═════ Provided data
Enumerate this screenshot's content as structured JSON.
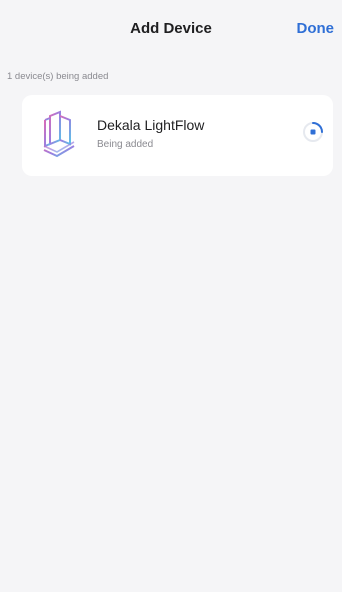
{
  "header": {
    "title": "Add Device",
    "done_label": "Done"
  },
  "section": {
    "caption": "1 device(s) being added"
  },
  "devices": [
    {
      "name": "Dekala LightFlow",
      "status": "Being added",
      "icon": "lightflow-logo-icon",
      "progress_icon": "loading-spinner-icon"
    }
  ],
  "colors": {
    "accent": "#2f6fd6",
    "background": "#f5f5f7",
    "card": "#ffffff",
    "text_primary": "#1f1f21",
    "text_secondary": "#8a8a90"
  }
}
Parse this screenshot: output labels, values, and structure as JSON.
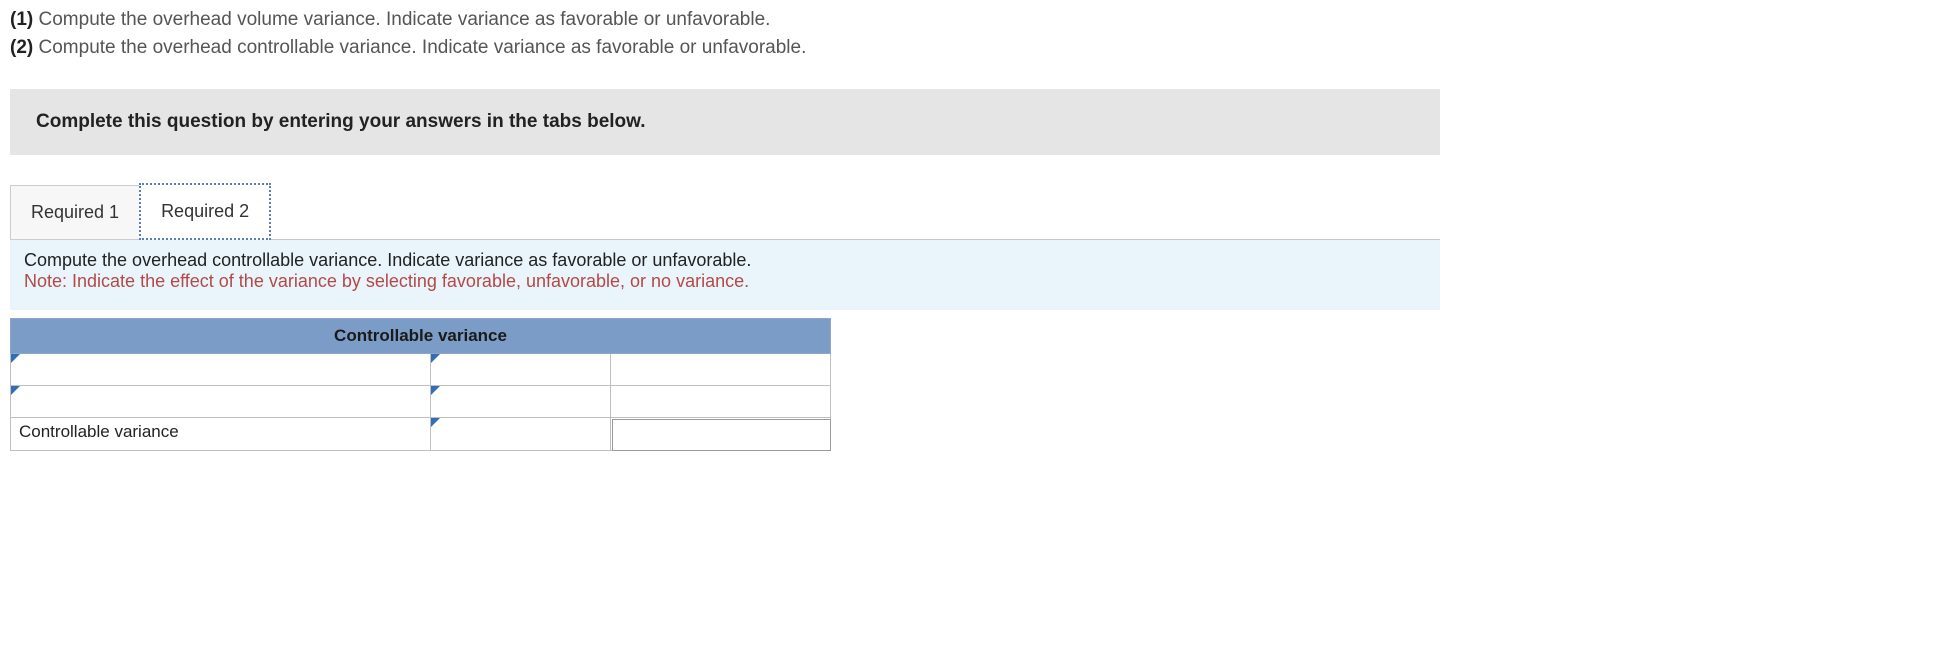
{
  "questions": [
    {
      "num": "(1)",
      "text": "Compute the overhead volume variance. Indicate variance as favorable or unfavorable."
    },
    {
      "num": "(2)",
      "text": "Compute the overhead controllable variance. Indicate variance as favorable or unfavorable."
    }
  ],
  "instruction": "Complete this question by entering your answers in the tabs below.",
  "tabs": [
    {
      "label": "Required 1"
    },
    {
      "label": "Required 2"
    }
  ],
  "panel": {
    "line1": "Compute the overhead controllable variance. Indicate variance as favorable or unfavorable.",
    "note": "Note: Indicate the effect of the variance by selecting favorable, unfavorable, or no variance."
  },
  "table": {
    "header": "Controllable variance",
    "footer_label": "Controllable variance",
    "rows": [
      {
        "c1": "",
        "c2": "",
        "c3": ""
      },
      {
        "c1": "",
        "c2": "",
        "c3": ""
      }
    ],
    "footer": {
      "c2": "",
      "c3": ""
    }
  }
}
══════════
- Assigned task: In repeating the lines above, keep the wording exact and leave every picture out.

- Result of the task:
Enumerate this screenshot's content as structured JSON.
{
  "header": {
    "title": "Add Device",
    "done_label": "Done"
  },
  "section": {
    "caption": "1 device(s) being added"
  },
  "devices": [
    {
      "name": "Dekala LightFlow",
      "status": "Being added",
      "icon": "lightflow-logo-icon",
      "progress_icon": "loading-spinner-icon"
    }
  ],
  "colors": {
    "accent": "#2f6fd6",
    "background": "#f5f5f7",
    "card": "#ffffff",
    "text_primary": "#1f1f21",
    "text_secondary": "#8a8a90"
  }
}
Parse this screenshot: output labels, values, and structure as JSON.
{
  "questions": [
    {
      "num": "(1)",
      "text": "Compute the overhead volume variance. Indicate variance as favorable or unfavorable."
    },
    {
      "num": "(2)",
      "text": "Compute the overhead controllable variance. Indicate variance as favorable or unfavorable."
    }
  ],
  "instruction": "Complete this question by entering your answers in the tabs below.",
  "tabs": [
    {
      "label": "Required 1"
    },
    {
      "label": "Required 2"
    }
  ],
  "panel": {
    "line1": "Compute the overhead controllable variance. Indicate variance as favorable or unfavorable.",
    "note": "Note: Indicate the effect of the variance by selecting favorable, unfavorable, or no variance."
  },
  "table": {
    "header": "Controllable variance",
    "footer_label": "Controllable variance",
    "rows": [
      {
        "c1": "",
        "c2": "",
        "c3": ""
      },
      {
        "c1": "",
        "c2": "",
        "c3": ""
      }
    ],
    "footer": {
      "c2": "",
      "c3": ""
    }
  }
}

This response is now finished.